I noticed, too, that the two most likely suspects were at the rather good 4th of July party up at the American (non) Embassy last Wednesday. This was a good party, complete with fireworks. The (non) Ambassador was kind enough to announce that they were about to be let off, just in case anyone was a bit twitchy about that sort of noise. The large number of visible guards on the rooftops all around us were not looking at the fireworks, I noticed. Neither were all the blokes in the crowd with that funny bit of spaghetti growing out of their ears and talking into their left wrists.
Meanwhile, down south in Macedonia the peasants are revolting (see refugees, above). Especially the Albanian minority ones, who are probably augmented by a few of the likely lads from the former Kosovo Liberation Army.
They are also almost certainly getting sustenance from another branch of the former KLA, now known as the Kosovo Protection Corps. The KPC thinks the word ‘protection’ in their name has the same meaning given to it by Al Capone. They call it their ‘donations policy’ and some people in the UN sought my advice on how to legalise it. (I did not make that last bit up.) Anyway, between the donations policy and having control of about one third of the petrol tankers in Kosovo (which can be used for transporting things that go bang), the KPC is well placed to help.
NATO and the EU are taking a dim view of the whole thing as the Macedonians want to fight back with helicopter gun ships and tanks provided by God knows who and blast the living daylights out of the rebels, or at least the towns that harbour them. This is not good for the tourism industry as there are so many refugees on the roads you just can’t go anywhere. This has been seriously distressing for some UN employees in Kosovo who’ve been unable to get a white 4WD and drive it to Greece for the weekend, as they usually do, because the roads in Macedonia are off limits. Now that the cease fire is six days old, only punctuated by the odd angry shot, travel restrictions to Thessaloniki and the airport have been lifted.
Cease fire or not, this could get serious and Javier Solana, the EU’s High Representative, and George Robertson, NATO’s Secretary General, have been heard to say it’s not the way to solve a squabble. Kofi Annan wrung his hands but then decided he didn’t need to do anything about it.
I’m not quite sure what the Albanians in Macedonia are rebelling against. Maybe it’s because they want the Macedonian Government to make sure that Albanian is taught in all the schools, especially those where Albanians are in the majority. Maybe it is because they can’t figure out what St Cyril meant when he invented that funny alphabet the Macedonians use. (I mean, whoever heard of spelling restaurant ‘PECTOPAH’.) Either way, it’s probably connected to their intention to remain exactly where they are – in Macedonia – but preserve all their important cultural traditions of insularity, intra-tribe marriage, low technology farming, smuggling and feudal society for another 100 or so years.

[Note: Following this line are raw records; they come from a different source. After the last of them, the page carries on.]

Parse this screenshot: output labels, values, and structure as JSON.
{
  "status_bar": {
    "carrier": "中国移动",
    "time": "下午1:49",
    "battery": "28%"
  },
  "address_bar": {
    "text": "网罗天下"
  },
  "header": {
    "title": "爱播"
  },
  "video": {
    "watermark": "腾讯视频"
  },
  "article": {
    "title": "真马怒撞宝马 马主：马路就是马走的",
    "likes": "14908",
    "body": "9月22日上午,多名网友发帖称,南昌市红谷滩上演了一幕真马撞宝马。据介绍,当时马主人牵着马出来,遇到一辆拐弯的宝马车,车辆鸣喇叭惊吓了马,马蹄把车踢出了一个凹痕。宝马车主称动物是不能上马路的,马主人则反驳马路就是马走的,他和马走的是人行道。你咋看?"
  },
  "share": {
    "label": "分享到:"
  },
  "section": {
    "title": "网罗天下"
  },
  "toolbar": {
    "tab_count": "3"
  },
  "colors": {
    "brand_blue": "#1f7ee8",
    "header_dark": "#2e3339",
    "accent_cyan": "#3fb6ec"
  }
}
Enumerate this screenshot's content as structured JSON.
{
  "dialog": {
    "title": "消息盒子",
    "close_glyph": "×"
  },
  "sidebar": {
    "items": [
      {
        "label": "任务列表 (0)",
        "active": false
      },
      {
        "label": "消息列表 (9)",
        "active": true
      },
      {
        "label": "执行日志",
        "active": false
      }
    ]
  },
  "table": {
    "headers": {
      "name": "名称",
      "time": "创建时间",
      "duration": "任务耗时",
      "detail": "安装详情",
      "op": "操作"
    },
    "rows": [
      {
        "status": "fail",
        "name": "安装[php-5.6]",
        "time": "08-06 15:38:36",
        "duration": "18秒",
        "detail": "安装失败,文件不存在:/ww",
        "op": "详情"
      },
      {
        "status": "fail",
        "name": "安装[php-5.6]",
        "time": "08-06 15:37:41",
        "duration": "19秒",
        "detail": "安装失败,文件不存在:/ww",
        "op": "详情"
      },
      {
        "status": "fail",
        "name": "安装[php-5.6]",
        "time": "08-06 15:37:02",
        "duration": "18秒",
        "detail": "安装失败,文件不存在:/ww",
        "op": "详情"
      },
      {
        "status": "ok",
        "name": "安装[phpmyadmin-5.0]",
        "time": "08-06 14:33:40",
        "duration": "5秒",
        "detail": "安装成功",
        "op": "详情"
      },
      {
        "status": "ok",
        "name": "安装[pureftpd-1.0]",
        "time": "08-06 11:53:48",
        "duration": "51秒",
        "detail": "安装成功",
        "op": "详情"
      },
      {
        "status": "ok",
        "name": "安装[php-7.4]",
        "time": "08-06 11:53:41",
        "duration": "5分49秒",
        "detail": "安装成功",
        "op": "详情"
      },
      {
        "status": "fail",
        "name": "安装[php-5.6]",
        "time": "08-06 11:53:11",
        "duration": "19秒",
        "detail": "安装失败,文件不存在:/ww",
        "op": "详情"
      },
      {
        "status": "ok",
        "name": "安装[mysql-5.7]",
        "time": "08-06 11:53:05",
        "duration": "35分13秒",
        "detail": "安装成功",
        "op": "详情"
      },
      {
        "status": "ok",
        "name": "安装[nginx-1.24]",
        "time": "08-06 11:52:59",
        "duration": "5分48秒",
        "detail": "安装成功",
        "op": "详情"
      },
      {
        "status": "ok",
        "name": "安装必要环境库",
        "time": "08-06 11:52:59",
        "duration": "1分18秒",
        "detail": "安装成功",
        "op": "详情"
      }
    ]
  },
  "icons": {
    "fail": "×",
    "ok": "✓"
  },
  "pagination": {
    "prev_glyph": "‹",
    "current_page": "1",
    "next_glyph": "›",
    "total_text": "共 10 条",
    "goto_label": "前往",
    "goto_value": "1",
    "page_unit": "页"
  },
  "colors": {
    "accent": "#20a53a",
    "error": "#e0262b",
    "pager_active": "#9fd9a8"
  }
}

Before all this the Macedonians actually seemed to be trying to do the multiethnic thing a bit, but only so long as it didn’t interfere with their preservation of all government jobs for Macedonians (especially in the police and customs, the two with the best supplementary income opportunities).
Keep those post cards coming. (None have arrived so far.)